“If we don’t know where the dollars went and there’s no accountability, it is really hard for us to say the reason for Texas closures is that they didn’t get enough reimbursement or money here,” Earl said. 

Nationwide trends 

In fiscal 2023, 188 nursing homes, also known as skilled nursing facilities, closed in the U.S., according to a CQ Roll Call analysis of government data. 

Overall, facilities that closed were more likely to have had severe inspection violations, had racked up fines for providing poor care, were rated poorly by state and federal governments and were on lists for extra monitoring. 

Some were facing wrongful death lawsuits or had stopped paying their bills.

While some 40 percent of those closed facilities were four or five star facilities, 31 percent of closed facilities were one star or part of the special focus facility program, compared with 23 percent of facilities overall. 

The star rating system, created by the Centers for Medicare and Medicaid Services, is intended to help consumers identify poor and high-quality nursing homes; facilities with five stars are considered to be of the highest quality. But the rating system has faced scrutiny. Experts say it is easy for facilities to game the system to get higher ratings. 

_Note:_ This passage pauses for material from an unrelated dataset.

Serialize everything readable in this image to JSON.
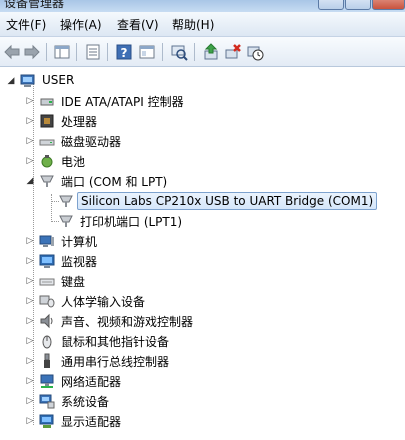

The sector also is graded on a curve, meaning the lowest 20 percent of nursing homes in a state are considered one star, middle-performing facilities receive three stars and the highest performing facilities in a state receive five stars. 

Other metrics that nursing homes are graded on can be more useful to look at, experts say, like results of health inspections, which are unannounced. 

Half of the facilities that closed in fiscal 2023 had received code J or higher deficiencies — which indicate serious immediate jeopardy to resident health and safety — compared with 11 percent of facilities overall, according to government data. 

Ten percent of facilities that closed in fiscal 2023 had been cited for abuse, compared with 6 percent of facilities overall, while 13 percent of closed facilities were participants in or candidates for the special focus program, compared with 3.5 percent of facilities overall. 

One of the most powerful tools CMS has to enforce nursing home regulations is Medicare payment denials. That tool is typically used as a last resort when facilities have otherwise failed to fix deficiencies. 

Twenty-two percent of facilities that closed in fiscal 2023 had received at least one payment denial, compared with 13 percent overall. 

Kelly Hughes, a research economist at RTI International, said despite the narrative that more nursing homes are closing, “the situation is not as dire as you’d think if you look at the data.” 

The data shows there have been no persistent increases in closure rates from 2011 through 2019, although there were increases in 2018 and 2019, Hughes said.

“We’re having less closures than we did a decade ago,” she said.

The number of new facilities that open every year typically offsets the closures, Hughes said, though the impacts of the pandemic on closures are still unclear.

“The goal is not to have zero closures. There’s always going to be supply and demand. There’s going to be some facilities going out of business for reasons like poor quality or oversupply, and there’s also a lot of facilities entering [the market],” Hughes said. 

More problematic, said David Grabowski, professor of health care policy at Harvard Medical School, is “when it’s a high-quality facility in a more rural area without any other options.”

Of the 188 nursing homes that closed in fiscal 2023, about 47 percent were in counties defined as rural by the Federal Office of Rural Health Policy. 

Efforts to shore up nursing homes should be targeted at those that need it, especially in rural communities, Grabowski said. 

“When it’s a closure in a more densely populated area of a lower-quality facility, that is actually good for the health of the residents,” he said.

Recent Stories

Reproductive policy fights renew the focus on IVF

Capitol Lens | ‘The Eyes of History’

Supreme Court to hear cross-state pollution case

McConnell has a good week in battle to retake Senate majority

Trump’s interest in national abortion ban fires up both sides

‘Bad performance art’ — Congressional Hits and Misses